An underwater exposé in British Columbia, Canada, has revealed that improper salmon farming techniques are releasing huge clouds of "bloodwater" into Clayoquot Sound and Discovery Passage.
Tavish Campbell, an amateur diver and filmmaker, discovered that the Atlantic salmon processing plant near his home was piping waste water filled with blood and fish gore directly back into the ecosystem.
On several dives in April, June and October this year, he and his friends discovered that Brown's Bay Packing Company's effluent pipes were dumping potentially contaminated waste into the natural habitat of the salmon.
Effluent, or waste water, is usually water that farm-raised fish have been kept in. It's pumped back into the water to be circulated back through the water cycle, but it's not supposed to contain clouds of bright red blood and fish scales.
Campbell sent a sample of the blood to Atlantic Veterinary College in Prince Edward Island. Scientists discovered that it was infected with Piscine Reovirus, a blood borne virus that can devastate a salmon population — sometimes reducing it by as much as 20 percent. CTV News reports the virus can spawn "potentially dangerous" effects for marine life.
"This current is going to disperse this stuff all over," Campbell told CTV News. "It is insanity dumping this effluent right into the salmon migration corridor."
There are many more efficient ways to dispose of waste like this. Campbell points out in his short documentary video that Norway holds companies to high standards when it comes to disinfecting fish farm waste because of the research linking it to disease outbreaks. Other places even turn the waste into fertilizer.
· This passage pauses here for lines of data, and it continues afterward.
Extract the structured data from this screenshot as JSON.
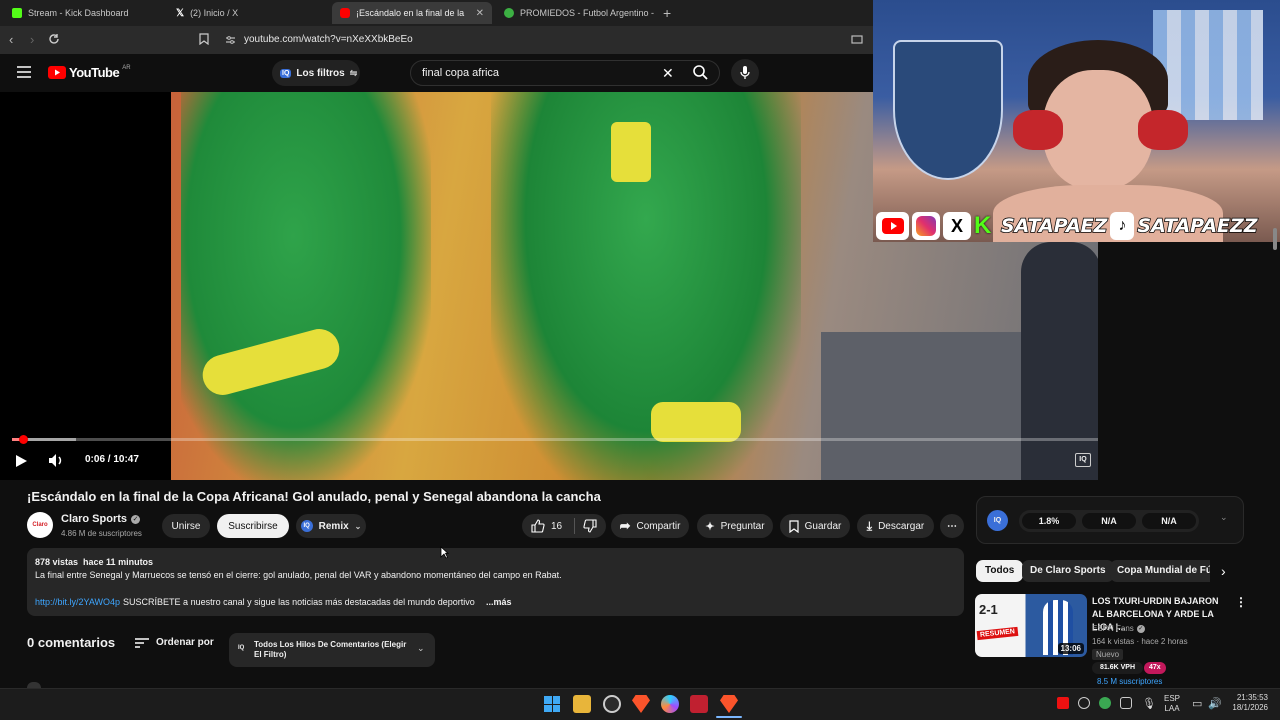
{
  "browser": {
    "tabs": [
      {
        "title": "Stream - Kick Dashboard",
        "favicon_color": "#53fc18"
      },
      {
        "title": "(2) Inicio / X",
        "favicon_color": "#ffffff"
      },
      {
        "title": "¡Escándalo en la final de la Copa",
        "favicon_color": "#ff0000"
      },
      {
        "title": "PROMIEDOS - Futbol Argentino - Fú",
        "favicon_color": "#3cb043"
      }
    ],
    "new_tab_icon": "plus-icon",
    "url": "youtube.com/watch?v=nXeXXbkBeEo"
  },
  "youtube": {
    "logo_text": "YouTube",
    "country_code": "AR",
    "filters_label": "Los filtros",
    "search_value": "final copa africa",
    "accent": "#ff0000"
  },
  "player": {
    "time": "0:06 / 10:47",
    "progress_fraction": 0.009
  },
  "stream_overlay": {
    "handle_1": "SATAPAEZ",
    "handle_2": "SATAPAEZZ"
  },
  "video": {
    "title": "¡Escándalo en la final de la Copa Africana! Gol anulado, penal y Senegal abandona la cancha",
    "channel": "Claro Sports",
    "subscribers": "4.86 M de suscriptores",
    "join_label": "Unirse",
    "subscribe_label": "Suscribirse",
    "remix_label": "Remix",
    "likes": "16",
    "share_label": "Compartir",
    "ask_label": "Preguntar",
    "save_label": "Guardar",
    "download_label": "Descargar",
    "views_line": "878 vistas  hace 11 minutos",
    "description": "La final entre Senegal y Marruecos se tensó en el cierre: gol anulado, penal del VAR y abandono momentáneo del campo en Rabat.",
    "desc_link": "http://bit.ly/2YAWO4p",
    "desc_more_text": "SUSCRÍBETE a nuestro canal y sigue las noticias más destacadas del mundo deportivo",
    "more_label": "...más"
  },
  "comments": {
    "count_label": "0 comentarios",
    "sort_label": "Ordenar por",
    "filter_label": "Todos Los Hilos De Comentarios (Elegir El Filtro)"
  },
  "sidebar": {
    "stats": [
      "1.8%",
      "N/A",
      "N/A"
    ],
    "chips": [
      "Todos",
      "De Claro Sports",
      "Copa Mundial de Fútb"
    ],
    "reco": {
      "title": "LOS TXURI-URDIN BAJARON AL BARCELONA Y ARDE LA LIGA |...",
      "channel": "ESPN Fans",
      "meta": "164 k vistas · hace 2 horas",
      "badge": "Nuevo",
      "duration": "13:06",
      "thumb_score": "2-1",
      "thumb_label": "RESUMEN",
      "vph": "81.6K VPH",
      "mult": "47x",
      "subs": "8.5 M suscriptores"
    }
  },
  "taskbar": {
    "lang_1": "ESP",
    "lang_2": "LAA",
    "time": "21:35:53",
    "date": "18/1/2026"
  }
}
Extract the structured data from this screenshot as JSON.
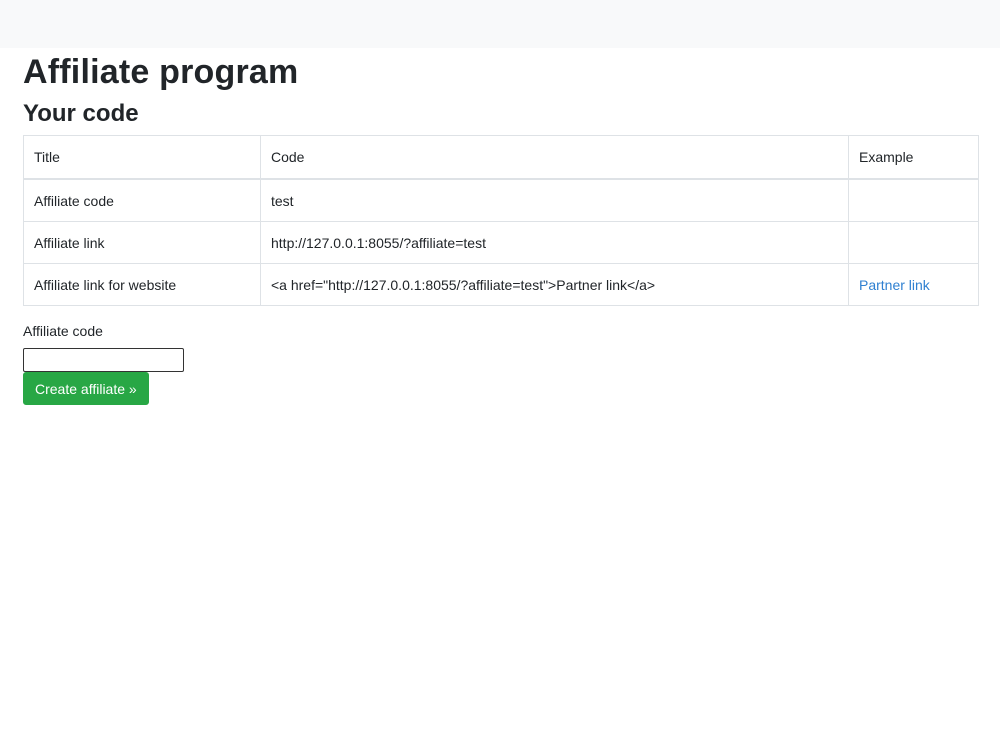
{
  "page": {
    "title": "Affiliate program",
    "section_title": "Your code"
  },
  "table": {
    "headers": [
      "Title",
      "Code",
      "Example"
    ],
    "rows": [
      {
        "title": "Affiliate code",
        "code": "test",
        "example": ""
      },
      {
        "title": "Affiliate link",
        "code": "http://127.0.0.1:8055/?affiliate=test",
        "example": ""
      },
      {
        "title": "Affiliate link for website",
        "code": "<a href=\"http://127.0.0.1:8055/?affiliate=test\">Partner link</a>",
        "example": "Partner link"
      }
    ]
  },
  "form": {
    "label": "Affiliate code",
    "input_value": "",
    "button_label": "Create affiliate »"
  },
  "colors": {
    "topbar": "#f8f9fa",
    "button": "#28a745",
    "link": "#2f80d1"
  }
}
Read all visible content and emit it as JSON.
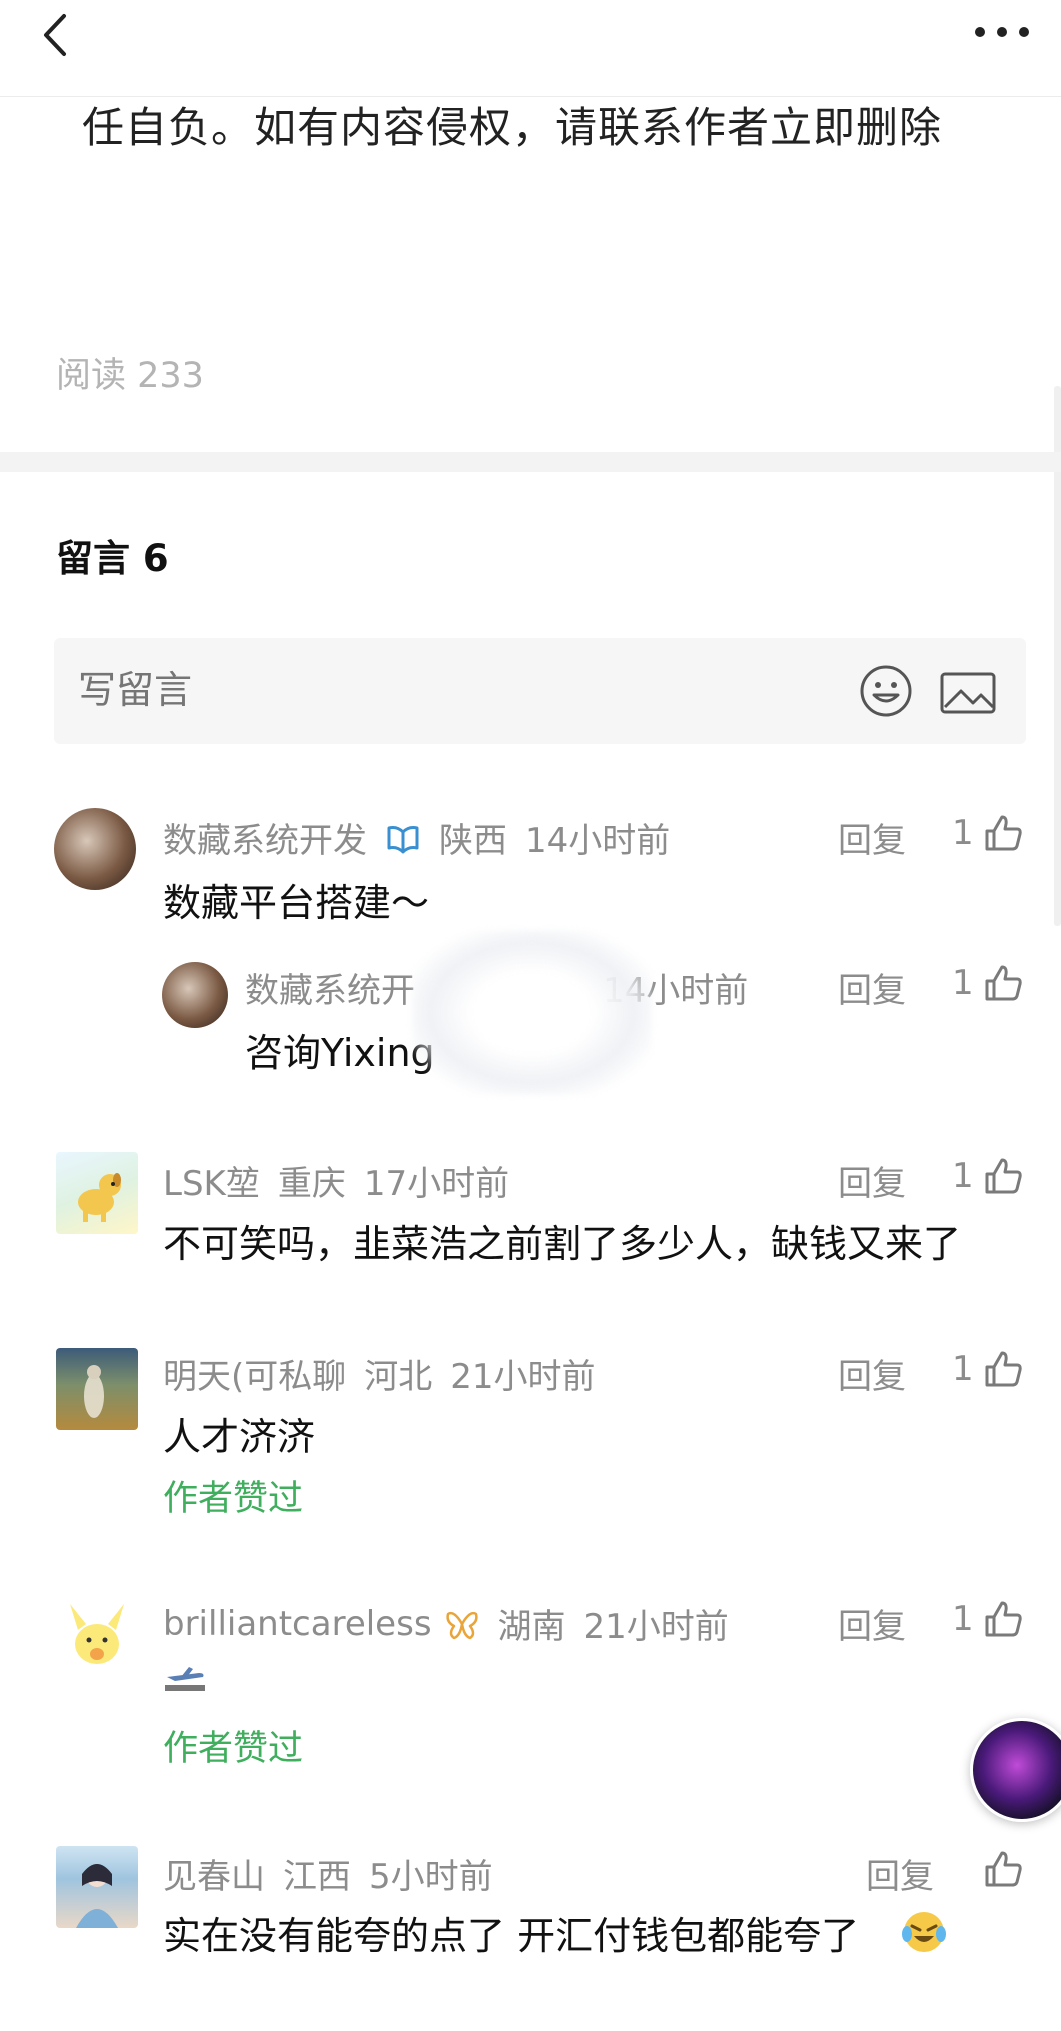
{
  "article": {
    "tail_text": "任自负。如有内容侵权，请联系作者立即删除",
    "read_count": "阅读 233"
  },
  "comments_section": {
    "title": "留言 6",
    "input_placeholder": "写留言",
    "reply_label": "回复",
    "author_liked_label": "作者赞过",
    "accent_green": "#3fae5d",
    "comments": [
      {
        "nickname": "数藏系统开发",
        "badge_icon": "book-badge-icon",
        "region": "陕西",
        "time": "14小时前",
        "likes": "1",
        "text": "数藏平台搭建～",
        "reply": {
          "nickname": "数藏系统开",
          "time": "14小时前",
          "likes": "1",
          "text": "咨询Yixing"
        }
      },
      {
        "nickname": "LSK堃",
        "region": "重庆",
        "time": "17小时前",
        "likes": "1",
        "text": "不可笑吗，韭菜浩之前割了多少人，缺钱又来了"
      },
      {
        "nickname": "明天(可私聊",
        "region": "河北",
        "time": "21小时前",
        "likes": "1",
        "text": "人才济济",
        "author_liked": true
      },
      {
        "nickname": "brilliantcareless",
        "badge_icon": "butterfly-badge-icon",
        "region": "湖南",
        "time": "21小时前",
        "likes": "1",
        "text_icon": "airplane-emoji-icon",
        "author_liked": true
      },
      {
        "nickname": "见春山",
        "region": "江西",
        "time": "5小时前",
        "likes": "",
        "text": "实在没有能夸的点了 开汇付钱包都能夸了",
        "text_icon": "crying-laughing-emoji-icon"
      }
    ]
  }
}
In October, the British Columbia government announced that it's going to review the science and practices surrounding fish farming, to see where improvements can be made.